"You know what it looks like down there?" asked the diver.
"Not really," said Peter.
"Imagine the thickest fog you've ever seen," he said. "But it's brown." "Polluted?"
"No, just mud. It's clean around here. Lobstermen, purse seiners, draggers, mussel farms." He grinned. "But you know what they say."
Peter shook his head.
"Clean water makes for dirty minds, and dirty minds make for lively winters," said the diver. "Or something like that." He laughed with shiny white teeth.
"Many fish down there?" asked Peter. Once he'd said it, it seemed like just the kind of question a jackass yachtsman would ask.
The diver pulled the wet suit hood down over his head and zipped the jacket. "Plenty. They're hard to see, though. They sneak up on you. You know what a sculpin looks like? They come out of nowhere. They're covered in sharp spines with big bulging eyes and huge rubbery mouths." He opened his eyes wide and stuck out his lower lip, then laughed at himself.

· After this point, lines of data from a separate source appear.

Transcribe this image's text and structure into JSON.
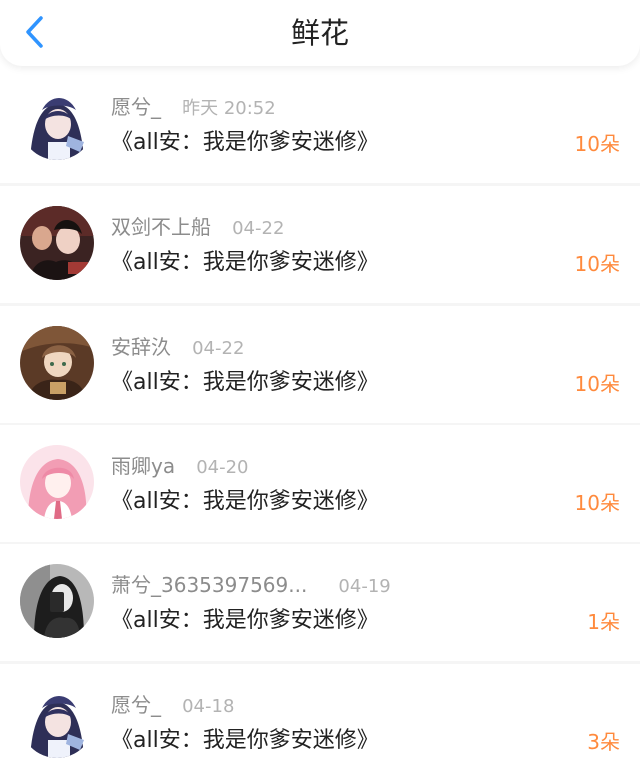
{
  "header": {
    "title": "鲜花",
    "back_icon": "chevron-left-icon",
    "accent_color": "#2f94ff"
  },
  "colors": {
    "count": "#ff8a3d",
    "name": "#8c8c8c",
    "time": "#b3b3b3"
  },
  "items": [
    {
      "name": "愿兮_",
      "time": "昨天 20:52",
      "book": "《all安：我是你爹安迷修》",
      "count": "10朵"
    },
    {
      "name": "双剑不上船",
      "time": "04-22",
      "book": "《all安：我是你爹安迷修》",
      "count": "10朵"
    },
    {
      "name": "安辞汣",
      "time": "04-22",
      "book": "《all安：我是你爹安迷修》",
      "count": "10朵"
    },
    {
      "name": "雨卿ya",
      "time": "04-20",
      "book": "《all安：我是你爹安迷修》",
      "count": "10朵"
    },
    {
      "name": "萧兮_3635397569...",
      "time": "04-19",
      "book": "《all安：我是你爹安迷修》",
      "count": "1朵"
    },
    {
      "name": "愿兮_",
      "time": "04-18",
      "book": "《all安：我是你爹安迷修》",
      "count": "3朵"
    }
  ]
}
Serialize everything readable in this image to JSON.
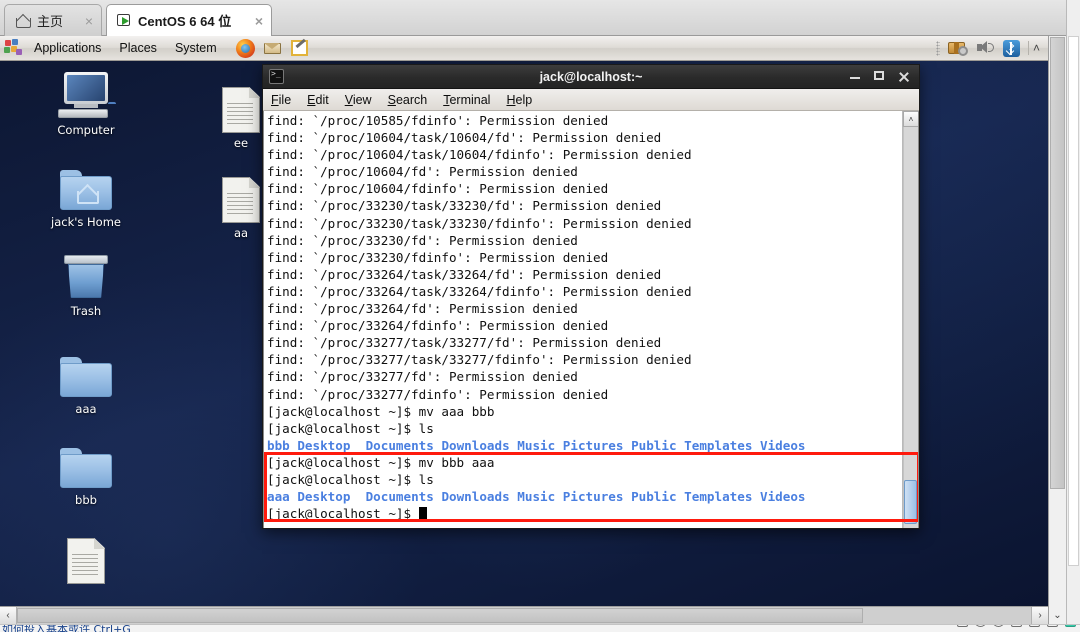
{
  "vm": {
    "tabs": [
      {
        "label": "主页",
        "icon": "home-icon",
        "close": "×",
        "active": false
      },
      {
        "label": "CentOS 6 64 位",
        "icon": "vm-screen-icon",
        "close": "×",
        "active": true
      }
    ],
    "status_text": "如何投入基本或许 Ctrl+G",
    "hscroll": {
      "left_arrow": "‹",
      "right_arrow": "›"
    },
    "vscroll": {
      "down_arrow": "⌄"
    }
  },
  "panel": {
    "logo": "gnome-foot-icon",
    "menus": [
      "Applications",
      "Places",
      "System"
    ],
    "launchers": [
      "firefox-icon",
      "email-icon",
      "text-editor-icon"
    ],
    "tray": [
      "package-updater-icon",
      "volume-icon",
      "bluetooth-icon"
    ],
    "tray_chevron": "˄"
  },
  "desktop": {
    "icons": [
      {
        "label": "Computer",
        "type": "computer",
        "col": 0,
        "row": 0
      },
      {
        "label": "jack's Home",
        "type": "home",
        "col": 0,
        "row": 1
      },
      {
        "label": "Trash",
        "type": "trash",
        "col": 0,
        "row": 2
      },
      {
        "label": "aaa",
        "type": "folder",
        "col": 0,
        "row": 3
      },
      {
        "label": "bbb",
        "type": "folder",
        "col": 0,
        "row": 4
      },
      {
        "label": "",
        "type": "document",
        "col": 0,
        "row": 5
      },
      {
        "label": "ee",
        "type": "document",
        "col": 1,
        "row": 0
      },
      {
        "label": "aa",
        "type": "document",
        "col": 1,
        "row": 1
      }
    ]
  },
  "terminal": {
    "title": "jack@localhost:~",
    "window_buttons": {
      "minimize": "minimize-button",
      "maximize": "maximize-button",
      "close": "close-button"
    },
    "menu": [
      "File",
      "Edit",
      "View",
      "Search",
      "Terminal",
      "Help"
    ],
    "prompt": "[jack@localhost ~]$ ",
    "lines": [
      "find: `/proc/10585/fdinfo': Permission denied",
      "find: `/proc/10604/task/10604/fd': Permission denied",
      "find: `/proc/10604/task/10604/fdinfo': Permission denied",
      "find: `/proc/10604/fd': Permission denied",
      "find: `/proc/10604/fdinfo': Permission denied",
      "find: `/proc/33230/task/33230/fd': Permission denied",
      "find: `/proc/33230/task/33230/fdinfo': Permission denied",
      "find: `/proc/33230/fd': Permission denied",
      "find: `/proc/33230/fdinfo': Permission denied",
      "find: `/proc/33264/task/33264/fd': Permission denied",
      "find: `/proc/33264/task/33264/fdinfo': Permission denied",
      "find: `/proc/33264/fd': Permission denied",
      "find: `/proc/33264/fdinfo': Permission denied",
      "find: `/proc/33277/task/33277/fd': Permission denied",
      "find: `/proc/33277/task/33277/fdinfo': Permission denied",
      "find: `/proc/33277/fd': Permission denied",
      "find: `/proc/33277/fdinfo': Permission denied"
    ],
    "commands": [
      {
        "prompt": "[jack@localhost ~]$ ",
        "cmd": "mv aaa bbb"
      },
      {
        "prompt": "[jack@localhost ~]$ ",
        "cmd": "ls"
      }
    ],
    "ls_output_1": [
      "bbb",
      "Desktop",
      "Documents",
      "Downloads",
      "Music",
      "Pictures",
      "Public",
      "Templates",
      "Videos"
    ],
    "highlighted_commands": [
      {
        "prompt": "[jack@localhost ~]$ ",
        "cmd": "mv bbb aaa"
      },
      {
        "prompt": "[jack@localhost ~]$ ",
        "cmd": "ls"
      }
    ],
    "ls_output_2": [
      "aaa",
      "Desktop",
      "Documents",
      "Downloads",
      "Music",
      "Pictures",
      "Public",
      "Templates",
      "Videos"
    ],
    "final_prompt": "[jack@localhost ~]$ ",
    "scrollbar": {
      "up_arrow": "˄"
    },
    "colors": {
      "dir": "#4a7fe0",
      "text": "#111111",
      "background": "#ffffff",
      "highlight_box": "#ff1a0d"
    }
  }
}
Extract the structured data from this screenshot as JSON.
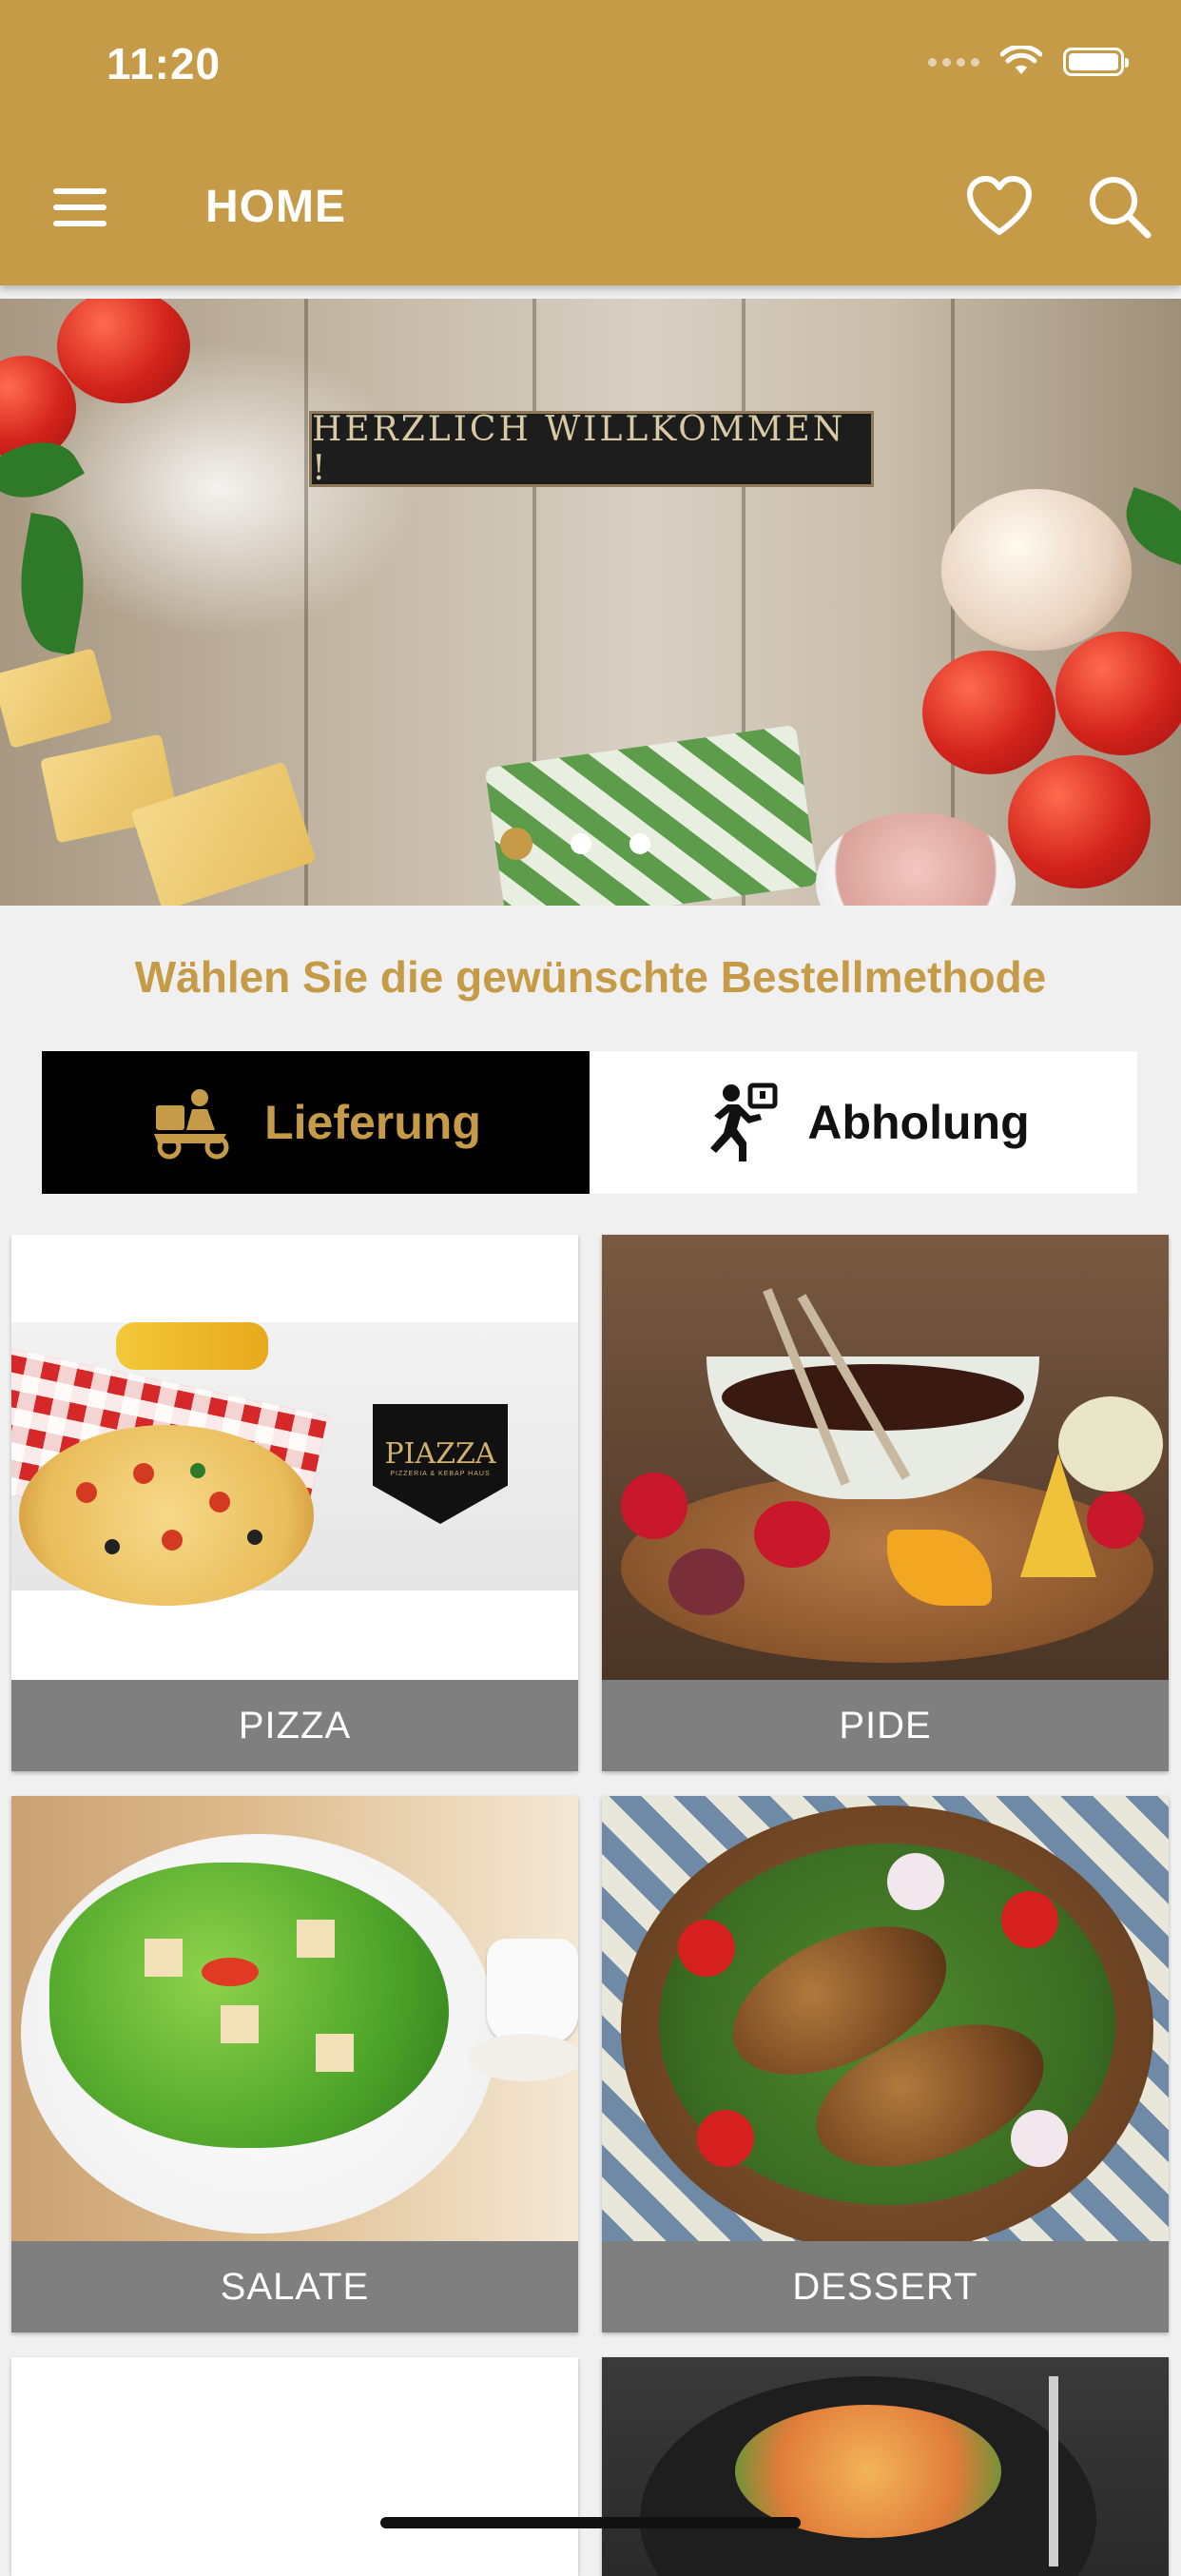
{
  "status_bar": {
    "time": "11:20"
  },
  "header": {
    "title": "HOME"
  },
  "banner": {
    "sign_text": "HERZLICH WILLKOMMEN !",
    "slide_count": 3,
    "active_slide": 1
  },
  "order": {
    "prompt": "Wählen Sie die gewünschte Bestellmethode",
    "delivery_label": "Lieferung",
    "pickup_label": "Abholung",
    "selected": "Lieferung"
  },
  "categories": [
    {
      "label": "PIZZA",
      "logo_text": "PIAZZA",
      "logo_sub": "PIZZERIA & KEBAP HAUS"
    },
    {
      "label": "PIDE"
    },
    {
      "label": "SALATE"
    },
    {
      "label": "DESSERT"
    }
  ],
  "colors": {
    "brand": "#c59b48",
    "dark": "#000000",
    "label_bg": "#7f7f7f"
  }
}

His neck strained; it was broad and muscular.
"You must see lobsters down there, too."
"Oh, they're like cockroaches. They're everywhere. And they eat anything, garbage and dead fish. They eat their brothers, too, like cannibals." He smiled and strapped a knife to his leg.
"What's that for?" asked Peter.
"Say you get your hoses tangled in kelp. Or a shark comes at you." The diver took the knife out of its sheath and wiped off the blade, then, to test its sharpness, scraped it on his palm.
"Come on, friend," said the diver. "Joke."
"Oh," said Peter. "Right."
"The seals here bite, though."
"Jesus, you're gullible. Where'd you say you're from again?"
"We live in Portland."
"Where's that?" asked the diver.
Peter looked at him. Then he forced out a laugh.
"You almost thought I was that dumb," said the diver. "I'm pretty dumb, but I know where Portland is. I may not run a fancy restaurant, but I know where the city is, friend." He attached the hoses to his tank, then hefted it all to his back and clipped himself in. "Grab me those flippers, will you?"
Peter grabbed them and handed them to the diver. "You're my diving buddy, friend," the diver said. "Don't let
Lewis Robinson was born in Natick, Massachusetts, and grew up in Maine. He attended Middlebury College and the Iowa Writers' Workshop, where he was a teaching-writing fellow and winner of the Glenn Schaeffer Award. He has written for Sports Illustrated and the Boston Globe, and has had day jobs ranging from fire warden to crab slaughterer. He lives in Portland, Maine.
The driver -- Officer Friendly -- The edge of the forest and the edge of the ocean -- The toast -- Ride -- Fighting at night -- Eiders -- Cuxabexis, Cuxabexis -- Puckheads -- Seeing the world -- Finches.